Although you might think that getting more calcium is the answer, to make it all a little more confusing, it also seems that calcium supplementation does little good for celiac patients. Magnesium supplementation, it turns out, is much more important.
Magnesium not only helps to activate osteoblasts, which build bone, but it also helps to keep the parathyroid gland healthy. This gland produces hormones that help to regulate the body’s calcium metabolism, an important task needed to keep bones healthy. In patients with untreated celiac disease, the parathyroid gland releases too much parathyroid hormone, resulting in bone loss.
So what steps can you take to keep bones strong? Of course it helps if you worked to build up strong bones when you were in your younger years. If you didn’t, though, don’t give up. Here are some other things to keep in mind for healthy bones:
- Perform weight-bearing exercises regularly.
- Make sure to eat a variety of foods to get all of the nutrients you need.

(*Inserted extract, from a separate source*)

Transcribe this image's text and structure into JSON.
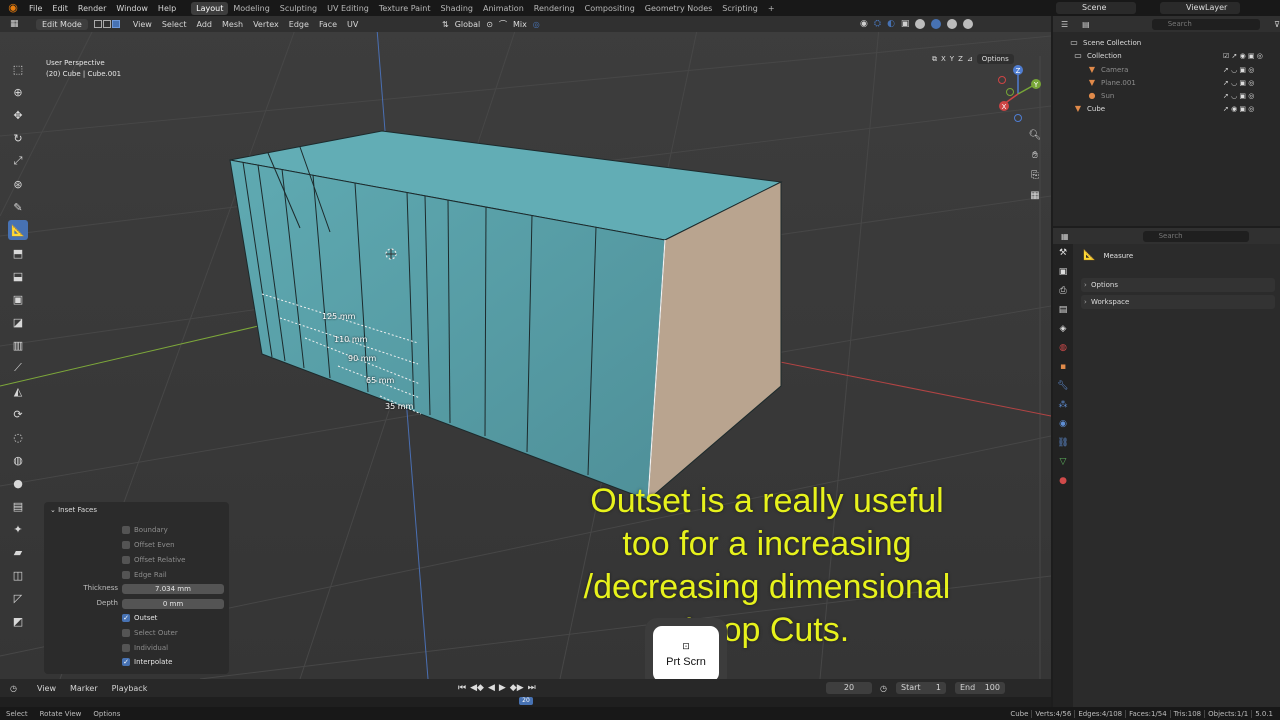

This means a well-balanced diet including meats, fish, and green, leafy vegetables.
- Ask your doctor about periodic bone density tests, especially if you have a history of osteoporosis or you have made drastic changes to your diet.
- Don’t depend solely on calcium supplementation for healthy bones.
- Make sure you are getting enough vitamin D, which helps the body absorb important nutrients such as calcium and magnesium
- Don’t smoke and avoid excessive amounts of alcohol
Although sometimes it can take longer for a patient to develop normal absorption of nutrients, some see improvements in their bone density within a year of going on a gluten-free diet.